■ Task directions
Look through the records below, count the lines with the word "this", and reply with only the number.
· · · ·
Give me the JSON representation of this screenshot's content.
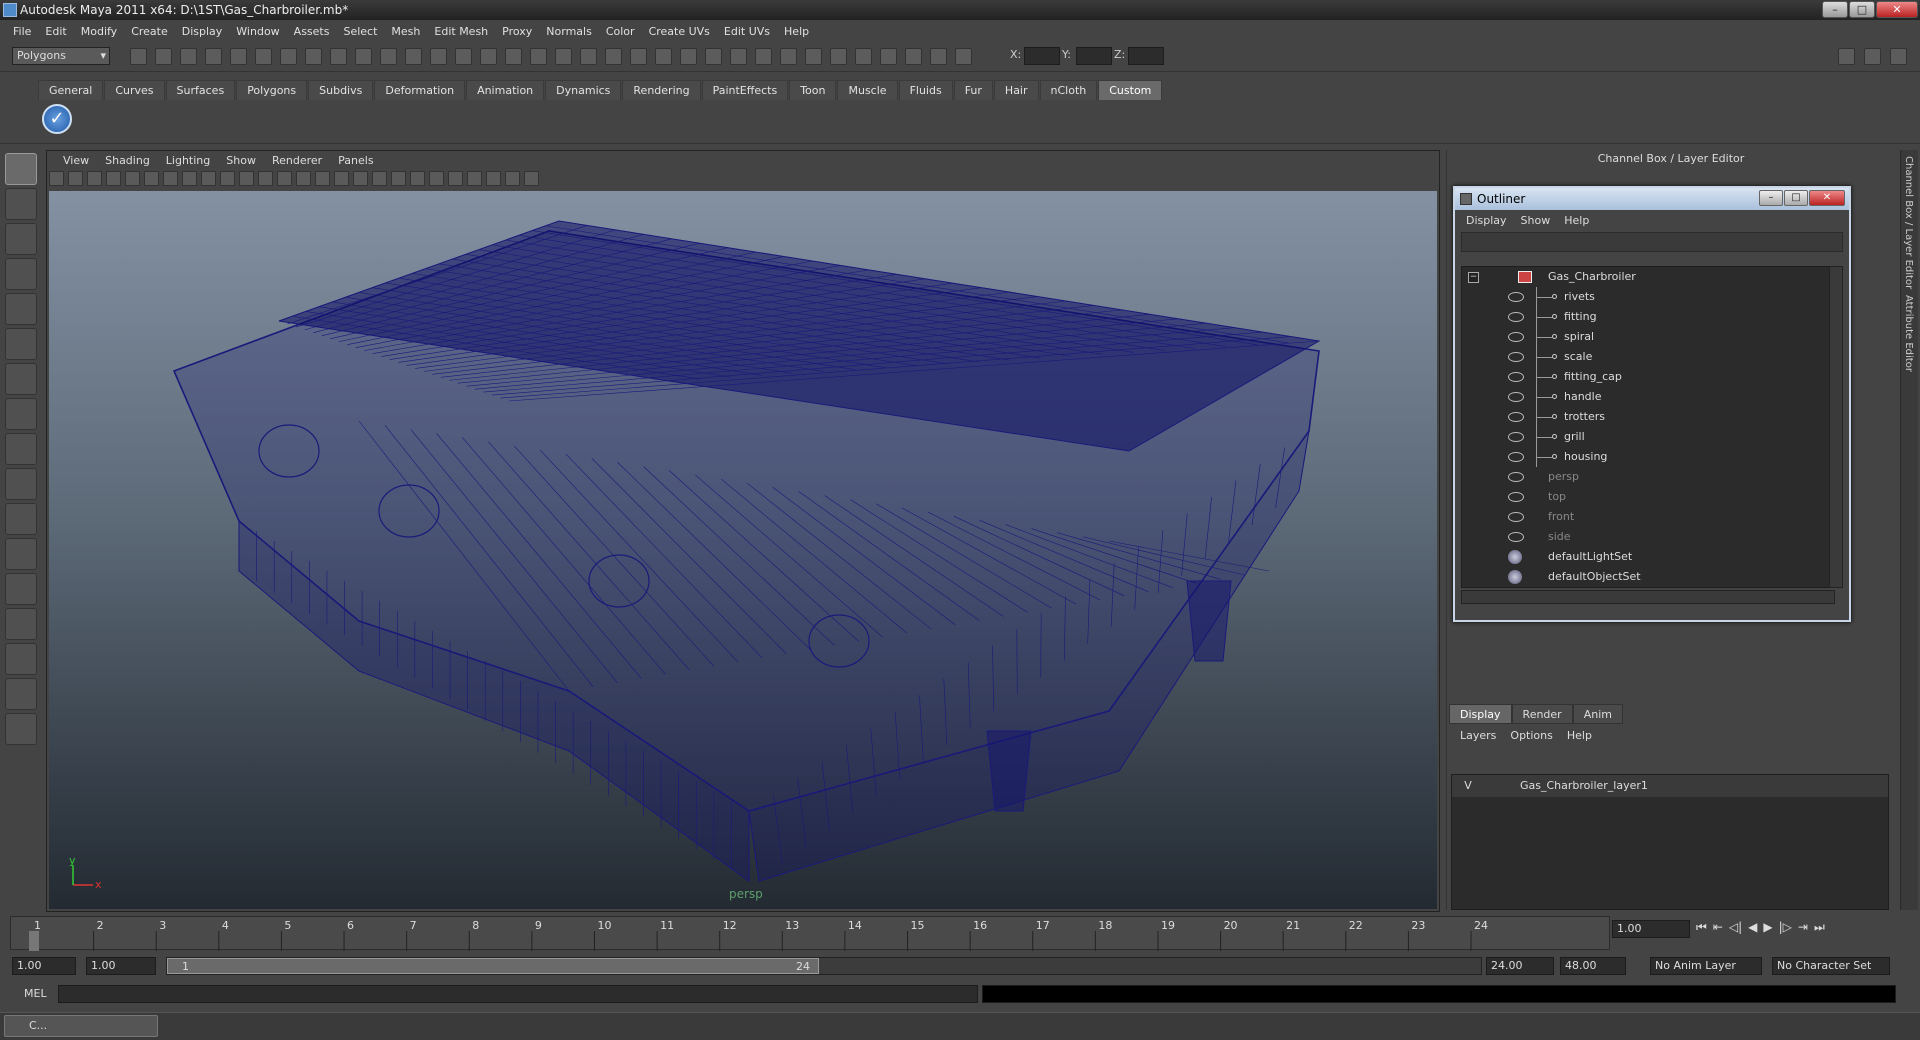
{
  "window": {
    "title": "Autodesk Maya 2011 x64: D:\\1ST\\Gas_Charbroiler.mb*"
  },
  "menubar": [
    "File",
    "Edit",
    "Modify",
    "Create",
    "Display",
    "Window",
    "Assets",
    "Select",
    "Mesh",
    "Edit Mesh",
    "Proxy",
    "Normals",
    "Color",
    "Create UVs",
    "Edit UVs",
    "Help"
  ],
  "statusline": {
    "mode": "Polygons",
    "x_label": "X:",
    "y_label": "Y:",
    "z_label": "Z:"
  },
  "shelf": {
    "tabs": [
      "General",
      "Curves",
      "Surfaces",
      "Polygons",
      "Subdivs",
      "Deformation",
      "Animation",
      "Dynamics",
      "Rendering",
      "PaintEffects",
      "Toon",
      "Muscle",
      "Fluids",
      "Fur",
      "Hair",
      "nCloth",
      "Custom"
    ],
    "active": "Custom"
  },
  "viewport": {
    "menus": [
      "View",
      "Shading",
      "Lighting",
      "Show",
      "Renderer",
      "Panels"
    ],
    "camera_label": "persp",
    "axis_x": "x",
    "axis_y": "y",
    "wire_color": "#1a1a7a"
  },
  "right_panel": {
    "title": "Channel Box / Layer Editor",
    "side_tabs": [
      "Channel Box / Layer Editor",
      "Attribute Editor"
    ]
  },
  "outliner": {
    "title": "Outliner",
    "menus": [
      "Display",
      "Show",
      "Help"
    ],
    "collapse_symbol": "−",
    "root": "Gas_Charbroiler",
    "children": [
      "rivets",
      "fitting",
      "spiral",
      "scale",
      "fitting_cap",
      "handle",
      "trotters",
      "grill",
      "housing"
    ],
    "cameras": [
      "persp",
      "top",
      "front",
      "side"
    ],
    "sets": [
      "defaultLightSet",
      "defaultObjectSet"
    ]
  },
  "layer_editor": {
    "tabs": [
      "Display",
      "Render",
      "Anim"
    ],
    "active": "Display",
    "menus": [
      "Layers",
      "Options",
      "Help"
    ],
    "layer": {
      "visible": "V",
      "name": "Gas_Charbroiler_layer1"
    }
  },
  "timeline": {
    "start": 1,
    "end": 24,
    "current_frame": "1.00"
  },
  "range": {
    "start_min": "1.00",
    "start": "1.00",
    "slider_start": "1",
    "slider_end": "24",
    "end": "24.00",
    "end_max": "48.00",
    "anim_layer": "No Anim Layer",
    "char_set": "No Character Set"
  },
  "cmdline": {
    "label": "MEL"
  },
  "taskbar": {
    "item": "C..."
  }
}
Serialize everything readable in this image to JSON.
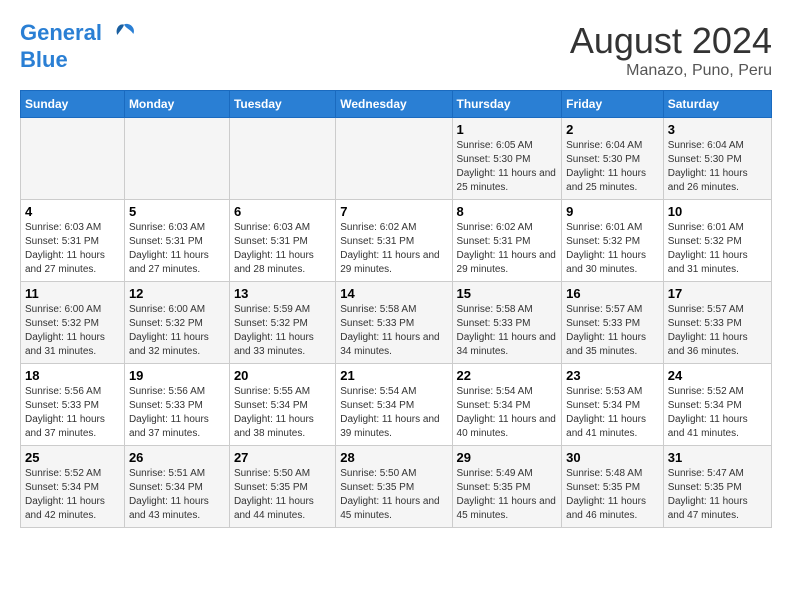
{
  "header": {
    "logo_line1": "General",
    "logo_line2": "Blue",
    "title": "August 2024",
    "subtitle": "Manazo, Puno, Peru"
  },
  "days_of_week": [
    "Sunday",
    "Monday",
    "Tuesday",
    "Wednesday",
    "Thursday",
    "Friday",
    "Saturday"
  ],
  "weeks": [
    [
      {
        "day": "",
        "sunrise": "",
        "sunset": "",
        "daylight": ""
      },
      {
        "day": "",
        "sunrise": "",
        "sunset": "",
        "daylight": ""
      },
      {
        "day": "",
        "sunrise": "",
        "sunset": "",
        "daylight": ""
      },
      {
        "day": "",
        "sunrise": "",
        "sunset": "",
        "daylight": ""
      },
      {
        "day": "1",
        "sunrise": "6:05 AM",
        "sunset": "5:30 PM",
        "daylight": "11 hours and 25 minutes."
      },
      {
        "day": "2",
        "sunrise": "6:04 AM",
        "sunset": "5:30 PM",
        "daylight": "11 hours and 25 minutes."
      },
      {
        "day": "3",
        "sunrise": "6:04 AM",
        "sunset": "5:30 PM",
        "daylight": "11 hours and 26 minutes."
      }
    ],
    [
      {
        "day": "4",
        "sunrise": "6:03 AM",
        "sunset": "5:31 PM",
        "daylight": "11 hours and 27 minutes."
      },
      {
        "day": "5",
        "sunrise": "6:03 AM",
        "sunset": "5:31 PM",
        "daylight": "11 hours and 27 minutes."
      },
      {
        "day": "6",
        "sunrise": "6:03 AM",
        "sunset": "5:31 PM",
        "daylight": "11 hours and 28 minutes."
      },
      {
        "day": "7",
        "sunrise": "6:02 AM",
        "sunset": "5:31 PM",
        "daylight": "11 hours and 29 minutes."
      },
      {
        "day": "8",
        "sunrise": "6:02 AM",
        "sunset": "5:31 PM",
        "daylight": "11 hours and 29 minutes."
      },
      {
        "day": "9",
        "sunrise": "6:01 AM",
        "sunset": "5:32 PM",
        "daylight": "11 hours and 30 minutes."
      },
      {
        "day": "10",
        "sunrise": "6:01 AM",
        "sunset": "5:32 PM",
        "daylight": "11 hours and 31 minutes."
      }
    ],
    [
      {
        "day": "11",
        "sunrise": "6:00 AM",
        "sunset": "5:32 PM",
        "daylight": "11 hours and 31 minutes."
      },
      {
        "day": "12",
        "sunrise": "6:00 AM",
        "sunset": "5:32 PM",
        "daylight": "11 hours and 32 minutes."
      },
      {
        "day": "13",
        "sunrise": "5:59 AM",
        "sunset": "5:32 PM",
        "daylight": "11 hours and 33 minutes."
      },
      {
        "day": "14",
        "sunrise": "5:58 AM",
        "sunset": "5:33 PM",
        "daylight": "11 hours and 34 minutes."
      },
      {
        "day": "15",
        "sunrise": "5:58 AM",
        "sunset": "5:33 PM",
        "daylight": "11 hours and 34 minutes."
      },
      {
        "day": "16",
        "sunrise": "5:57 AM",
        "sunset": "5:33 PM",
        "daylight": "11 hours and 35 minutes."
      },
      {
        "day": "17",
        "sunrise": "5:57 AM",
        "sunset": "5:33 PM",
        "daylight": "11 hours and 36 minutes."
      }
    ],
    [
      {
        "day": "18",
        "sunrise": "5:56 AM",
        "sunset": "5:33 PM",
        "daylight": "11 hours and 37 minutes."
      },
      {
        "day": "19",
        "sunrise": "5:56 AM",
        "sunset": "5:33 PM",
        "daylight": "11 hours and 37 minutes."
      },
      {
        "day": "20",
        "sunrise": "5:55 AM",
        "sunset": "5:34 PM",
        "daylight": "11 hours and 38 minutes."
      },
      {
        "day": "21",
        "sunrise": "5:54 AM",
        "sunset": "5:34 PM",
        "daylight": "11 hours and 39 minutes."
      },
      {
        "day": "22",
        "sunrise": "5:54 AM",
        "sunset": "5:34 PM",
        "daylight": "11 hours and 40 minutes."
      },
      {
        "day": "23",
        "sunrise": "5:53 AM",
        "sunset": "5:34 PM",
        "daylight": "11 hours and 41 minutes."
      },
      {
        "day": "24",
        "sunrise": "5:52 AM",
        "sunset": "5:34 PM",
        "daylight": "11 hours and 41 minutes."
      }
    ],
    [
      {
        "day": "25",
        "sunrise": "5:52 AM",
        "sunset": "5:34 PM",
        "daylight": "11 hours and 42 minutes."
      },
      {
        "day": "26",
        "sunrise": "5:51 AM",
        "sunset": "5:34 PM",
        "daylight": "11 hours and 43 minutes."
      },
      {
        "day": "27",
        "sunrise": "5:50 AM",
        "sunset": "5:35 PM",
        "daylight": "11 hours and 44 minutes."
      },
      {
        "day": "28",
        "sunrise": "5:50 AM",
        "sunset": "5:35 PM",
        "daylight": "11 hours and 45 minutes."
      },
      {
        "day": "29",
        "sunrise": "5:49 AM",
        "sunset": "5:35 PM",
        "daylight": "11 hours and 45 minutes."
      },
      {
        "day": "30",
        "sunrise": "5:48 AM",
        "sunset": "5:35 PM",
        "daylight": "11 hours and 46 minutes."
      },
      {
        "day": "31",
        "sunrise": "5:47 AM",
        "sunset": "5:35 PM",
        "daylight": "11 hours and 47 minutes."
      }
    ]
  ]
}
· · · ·
■ Completed exercise
2